Problem description:
Throughout the records below, find each line holding "title" and copy it.

── Records ──

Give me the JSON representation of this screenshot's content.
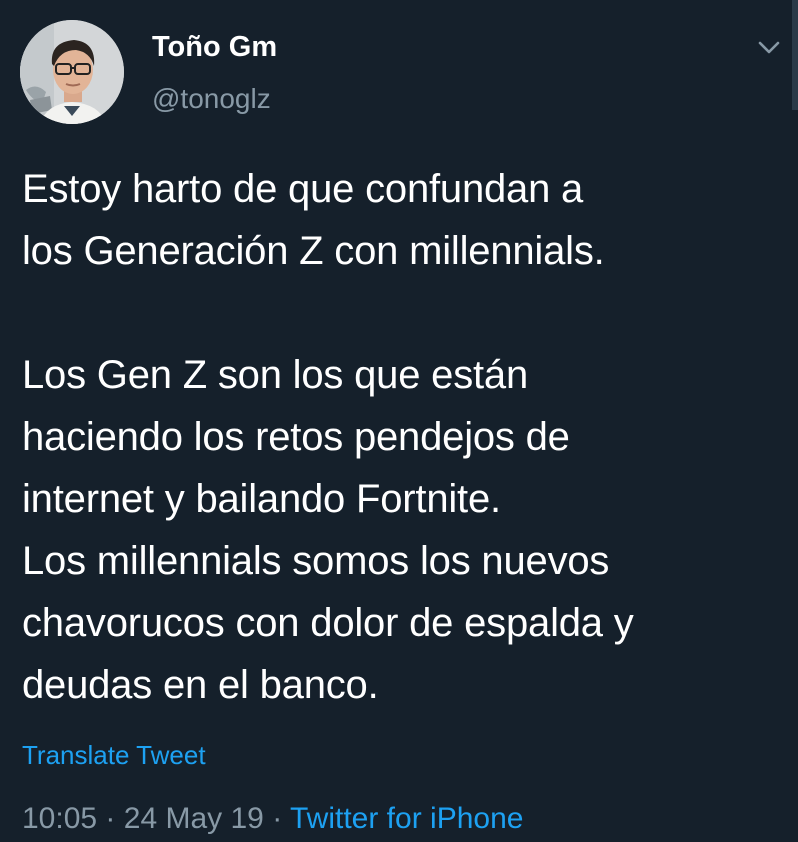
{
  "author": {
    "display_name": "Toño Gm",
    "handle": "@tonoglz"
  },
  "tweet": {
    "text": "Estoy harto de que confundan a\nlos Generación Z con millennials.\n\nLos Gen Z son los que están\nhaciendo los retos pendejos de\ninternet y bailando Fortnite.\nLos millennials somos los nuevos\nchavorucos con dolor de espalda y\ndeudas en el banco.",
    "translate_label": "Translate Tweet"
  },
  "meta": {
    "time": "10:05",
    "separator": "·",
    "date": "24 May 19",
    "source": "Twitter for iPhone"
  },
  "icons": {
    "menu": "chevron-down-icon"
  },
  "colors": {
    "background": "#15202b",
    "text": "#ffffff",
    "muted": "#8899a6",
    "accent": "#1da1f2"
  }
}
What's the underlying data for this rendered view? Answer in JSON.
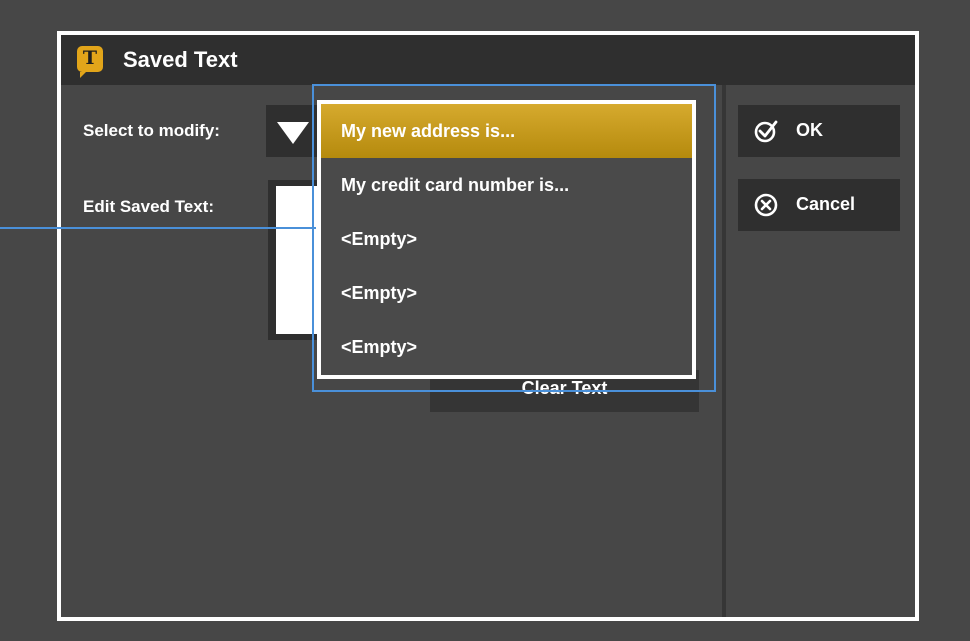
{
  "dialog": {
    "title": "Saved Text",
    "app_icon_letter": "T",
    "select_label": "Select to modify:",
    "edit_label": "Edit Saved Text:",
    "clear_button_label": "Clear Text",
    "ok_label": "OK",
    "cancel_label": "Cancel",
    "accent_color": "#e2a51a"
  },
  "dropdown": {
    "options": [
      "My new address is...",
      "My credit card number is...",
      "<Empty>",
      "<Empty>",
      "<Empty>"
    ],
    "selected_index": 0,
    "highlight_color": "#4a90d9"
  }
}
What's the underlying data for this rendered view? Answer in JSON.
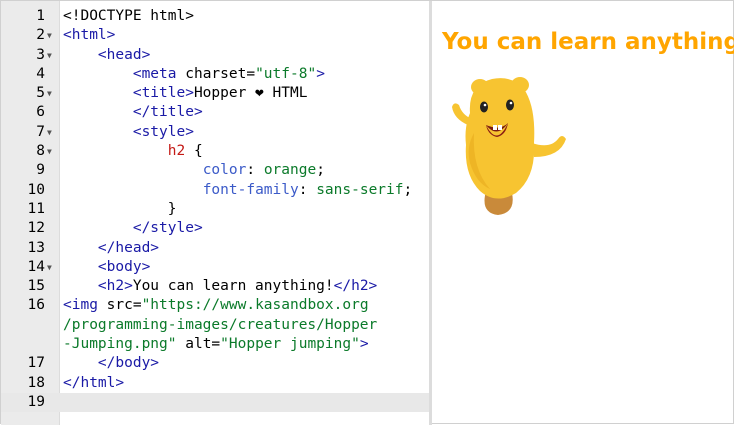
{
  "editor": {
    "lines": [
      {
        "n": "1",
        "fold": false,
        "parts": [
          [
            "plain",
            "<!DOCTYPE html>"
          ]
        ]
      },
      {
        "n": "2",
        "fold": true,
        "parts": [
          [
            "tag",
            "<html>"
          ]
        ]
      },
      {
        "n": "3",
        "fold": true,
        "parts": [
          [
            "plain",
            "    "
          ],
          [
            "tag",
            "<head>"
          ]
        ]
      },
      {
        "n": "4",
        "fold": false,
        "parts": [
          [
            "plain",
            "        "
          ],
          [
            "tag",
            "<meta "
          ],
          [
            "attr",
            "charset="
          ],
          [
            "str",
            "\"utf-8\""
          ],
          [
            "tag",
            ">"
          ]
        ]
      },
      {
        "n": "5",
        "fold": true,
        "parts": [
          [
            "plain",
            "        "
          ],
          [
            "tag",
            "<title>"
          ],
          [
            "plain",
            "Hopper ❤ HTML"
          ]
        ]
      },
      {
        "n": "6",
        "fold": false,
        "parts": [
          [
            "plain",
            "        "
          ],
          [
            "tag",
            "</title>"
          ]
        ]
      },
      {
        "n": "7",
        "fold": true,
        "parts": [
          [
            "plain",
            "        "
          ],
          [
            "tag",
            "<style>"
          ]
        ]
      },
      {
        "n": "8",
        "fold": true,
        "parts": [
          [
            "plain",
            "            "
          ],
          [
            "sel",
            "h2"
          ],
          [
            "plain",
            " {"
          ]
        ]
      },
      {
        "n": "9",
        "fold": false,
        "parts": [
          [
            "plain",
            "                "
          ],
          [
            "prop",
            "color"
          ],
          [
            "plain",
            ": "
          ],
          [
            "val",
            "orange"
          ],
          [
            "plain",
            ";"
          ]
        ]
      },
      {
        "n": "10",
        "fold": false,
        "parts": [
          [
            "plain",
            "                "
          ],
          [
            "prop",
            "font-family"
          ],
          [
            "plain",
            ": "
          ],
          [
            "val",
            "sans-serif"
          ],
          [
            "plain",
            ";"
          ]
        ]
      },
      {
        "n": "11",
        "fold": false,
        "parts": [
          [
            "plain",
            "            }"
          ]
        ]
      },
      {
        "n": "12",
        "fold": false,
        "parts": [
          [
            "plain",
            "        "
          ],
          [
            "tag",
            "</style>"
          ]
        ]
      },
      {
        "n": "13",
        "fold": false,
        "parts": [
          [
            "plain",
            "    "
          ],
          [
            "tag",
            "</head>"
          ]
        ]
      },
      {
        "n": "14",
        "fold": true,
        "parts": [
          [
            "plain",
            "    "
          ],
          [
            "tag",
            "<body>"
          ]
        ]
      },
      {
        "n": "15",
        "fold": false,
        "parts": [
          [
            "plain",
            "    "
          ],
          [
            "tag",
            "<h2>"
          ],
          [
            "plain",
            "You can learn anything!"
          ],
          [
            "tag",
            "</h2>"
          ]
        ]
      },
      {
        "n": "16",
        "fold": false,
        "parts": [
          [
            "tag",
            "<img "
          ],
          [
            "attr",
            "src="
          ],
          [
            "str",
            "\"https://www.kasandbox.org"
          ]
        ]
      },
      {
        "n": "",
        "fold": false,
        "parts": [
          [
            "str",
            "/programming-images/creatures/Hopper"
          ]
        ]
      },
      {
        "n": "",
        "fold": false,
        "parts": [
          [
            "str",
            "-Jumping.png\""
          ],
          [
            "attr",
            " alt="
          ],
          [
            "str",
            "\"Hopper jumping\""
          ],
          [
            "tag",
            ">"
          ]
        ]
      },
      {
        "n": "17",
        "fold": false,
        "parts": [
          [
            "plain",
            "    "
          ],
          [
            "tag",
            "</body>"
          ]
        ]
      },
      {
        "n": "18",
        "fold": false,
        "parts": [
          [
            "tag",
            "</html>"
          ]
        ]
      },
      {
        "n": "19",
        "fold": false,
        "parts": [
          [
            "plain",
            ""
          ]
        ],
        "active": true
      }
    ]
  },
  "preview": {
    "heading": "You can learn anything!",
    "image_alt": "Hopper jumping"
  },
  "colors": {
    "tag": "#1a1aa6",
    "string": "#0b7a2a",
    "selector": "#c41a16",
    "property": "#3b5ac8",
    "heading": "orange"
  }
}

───
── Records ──

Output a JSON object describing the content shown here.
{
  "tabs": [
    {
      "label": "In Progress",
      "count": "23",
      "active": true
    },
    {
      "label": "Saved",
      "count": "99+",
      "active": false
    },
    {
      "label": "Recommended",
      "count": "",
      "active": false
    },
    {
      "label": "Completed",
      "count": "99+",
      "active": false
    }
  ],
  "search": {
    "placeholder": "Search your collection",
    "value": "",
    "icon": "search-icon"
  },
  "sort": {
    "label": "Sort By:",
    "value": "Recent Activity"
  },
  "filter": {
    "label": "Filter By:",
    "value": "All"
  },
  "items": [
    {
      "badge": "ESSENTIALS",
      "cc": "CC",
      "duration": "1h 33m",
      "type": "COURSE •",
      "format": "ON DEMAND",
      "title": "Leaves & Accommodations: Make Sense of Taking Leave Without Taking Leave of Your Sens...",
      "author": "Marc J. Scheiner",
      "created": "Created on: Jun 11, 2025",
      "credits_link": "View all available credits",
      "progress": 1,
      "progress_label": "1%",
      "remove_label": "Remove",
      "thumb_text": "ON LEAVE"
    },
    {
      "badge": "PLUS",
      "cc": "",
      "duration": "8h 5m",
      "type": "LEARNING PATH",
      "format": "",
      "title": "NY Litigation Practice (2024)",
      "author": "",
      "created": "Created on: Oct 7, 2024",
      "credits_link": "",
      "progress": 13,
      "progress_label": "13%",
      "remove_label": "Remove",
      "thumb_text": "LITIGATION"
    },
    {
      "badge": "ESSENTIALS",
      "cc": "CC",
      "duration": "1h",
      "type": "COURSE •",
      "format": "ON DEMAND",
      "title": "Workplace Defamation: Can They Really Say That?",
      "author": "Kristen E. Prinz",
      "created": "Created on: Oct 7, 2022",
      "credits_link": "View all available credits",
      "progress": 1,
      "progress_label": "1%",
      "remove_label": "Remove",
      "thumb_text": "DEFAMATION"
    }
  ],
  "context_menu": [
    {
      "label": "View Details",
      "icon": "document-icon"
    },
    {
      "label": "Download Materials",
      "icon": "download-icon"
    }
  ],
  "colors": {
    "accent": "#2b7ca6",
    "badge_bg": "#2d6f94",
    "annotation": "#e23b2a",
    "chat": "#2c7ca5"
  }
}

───

Answer to this exercise:
    "title": "Saved Text",
            "<title>"
            "</title>"
      "title": "Leaves & Accommodations: Make Sense of Taking Leave Without Taking Leave of Your Sens...",
      "title": "NY Litigation Practice (2024)",
      "title": "Workplace Defamation: Can They Really Say That?",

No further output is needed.